tinct in the twilight, reach the main river. For several winters Stand like Druids of eld, with voices sad and propast the writer,through the kindness of one of phetic. the most genial, hospitable managers of one of these large firms, has had unusual op. But the practical lumberman cares little for portunities for travelling over a large tract primeval beauty. He not unfrequently deof country which, otherwise, he could never tects signs of decay in what the inexperhave visited. The number and size of the ienced eye would believe to be a remarkably lakes must particularly impress the mind of fine specimen of the pine. At a glance he the visitor, who will see at once how admir- can tell you if it is sound to the core,or defecably nature adapts herself to the require tive in any respect. Then, if his opinion is ments of man. Without our cold, snowy favourable, the axe is swung in an instant climate, without this network of lakes and at its base, and in a few moments the noble rivers, this section would be comparatively tree begins to quiver, and falls gently among inaccessible.
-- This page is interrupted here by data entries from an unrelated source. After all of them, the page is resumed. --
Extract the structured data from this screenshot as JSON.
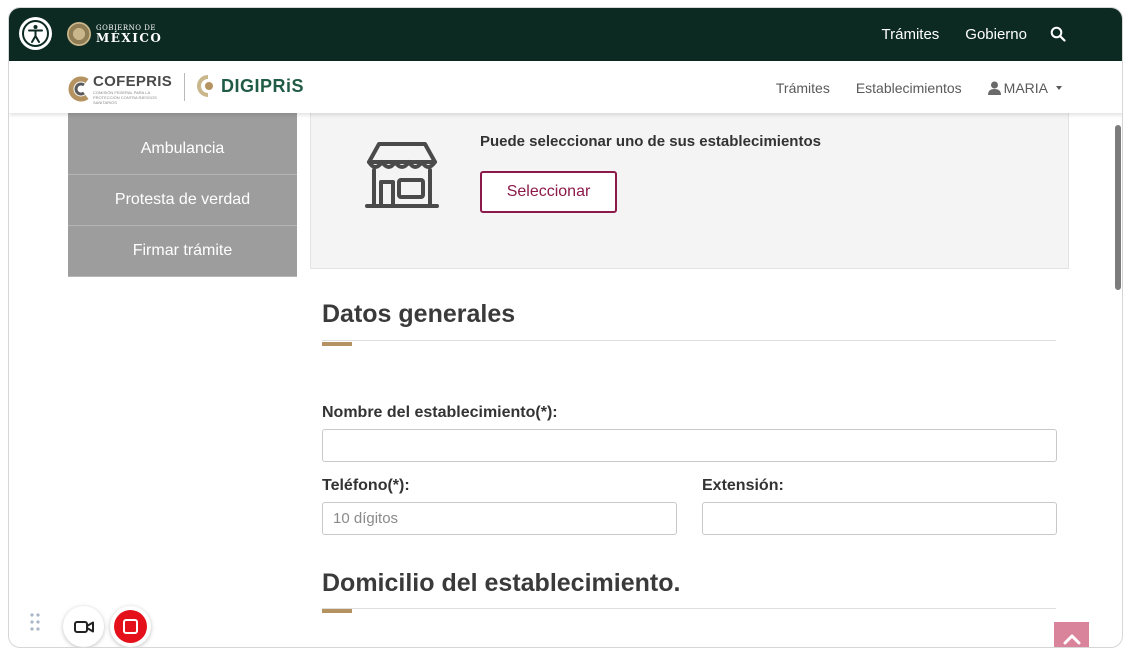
{
  "gob_bar": {
    "logo_line1": "GOBIERNO DE",
    "logo_line2": "MÉXICO",
    "nav": [
      "Trámites",
      "Gobierno"
    ],
    "accessibility_icon": "accessibility-icon",
    "search_icon": "search-icon",
    "background_color": "#0d2a22"
  },
  "sub_bar": {
    "cofepris_name": "COFEPRIS",
    "cofepris_tagline": "COMISIÓN FEDERAL PARA LA PROTECCIÓN CONTRA RIESGOS SANITARIOS",
    "digipris_name": "DIGIPRiS",
    "nav": {
      "tramites": "Trámites",
      "establecimientos": "Establecimientos",
      "user": "MARIA"
    },
    "user_icon": "user-icon"
  },
  "sidebar": {
    "items": [
      "Ambulancia",
      "Protesta de verdad",
      "Firmar trámite"
    ]
  },
  "establishment": {
    "message": "Puede seleccionar uno de sus establecimientos",
    "button_label": "Seleccionar",
    "icon": "store-icon",
    "accent_color": "#8b1a4a"
  },
  "datos_generales": {
    "title": "Datos generales",
    "nombre_label": "Nombre del establecimiento(*):",
    "nombre_value": "",
    "telefono_label": "Teléfono(*):",
    "telefono_placeholder": "10 dígitos",
    "extension_label": "Extensión:",
    "extension_value": ""
  },
  "domicilio": {
    "title": "Domicilio del establecimiento."
  },
  "recorder": {
    "camera_icon": "video-camera-icon",
    "stop_icon": "stop-record-icon",
    "drag_icon": "drag-handle-icon"
  },
  "back_to_top_icon": "chevron-up-icon",
  "title_accent_color": "#b49360"
}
The splendid pine forests the brush, whilst its executioner stands carewould probably be still untouched, and si- lessly by leaning on his axe, knowing to lence would reign unbroken in a wilderness a certainty the exact spot where it must of shade. But thanks to the wise provis- rest. ions of nature, many millions of dollars Game is not very common now throughworth of timber has, in the course of time, out the Gatineau Vale, compared with what been brought from the mountains and plains, it was some years ago, before the lumberand still much more will come in the future, men obtained such complete control of the if fire does not sweep the whole country and country. But still in certain localities the destroy what valuable timber remains. No sportsman can find enough to keep him one, unless he travels over the lumber region busy. Deer are frequently met in secluded of the Ottawa and its tributary rivers, can places among the hills, and fur-bearing aniform any accurate conception of the terrible mals, including the beaver, but principally havoc that fires, originating for the most foxes, mink, and muskrat, are trapped by the part from sheer negligence, have caused in settlers. Bears constantly pay visits to the the forests. Between the Six Portages, and farms. I know a gentleman-farmer who on the way to the Blue Sea, the writer saw found that a piece of buckwheat was mysthousands of gaunt, stripped trunks, all teriously disappearing, and threw the blame showing by their girth and height the great on a black cow which he saw once from a disvalue of the timber that has been lost in tance, and supposed had broken down the this way. Driving further into the interior fence somewhere and strolled in, as such over the Grand Lac or the Otter Bleu, we animals are fond of doing. One morning, reach a country where there is no settlement, however, he saw a large black bear quietly and the evidences of fire disappear entirely. nibbling away at the grain. He chased the Here the visitor will find himself at last in a animal, but only wounded him at that time, wilderness of pines. Roads branch off in and it was not till a week later that he was different directions from the log shanties, killed, a short distance from his favourite two or three of which are to be found on haunts. About a fortnight later the same every“ limit,” according to the extent of person went after his cows to a pasture bethe operations and the value of the timber hind his barns, and here, to his amazement, in the vicinity. Long rows of logs, some of he came upon a still larger bear, enjoying a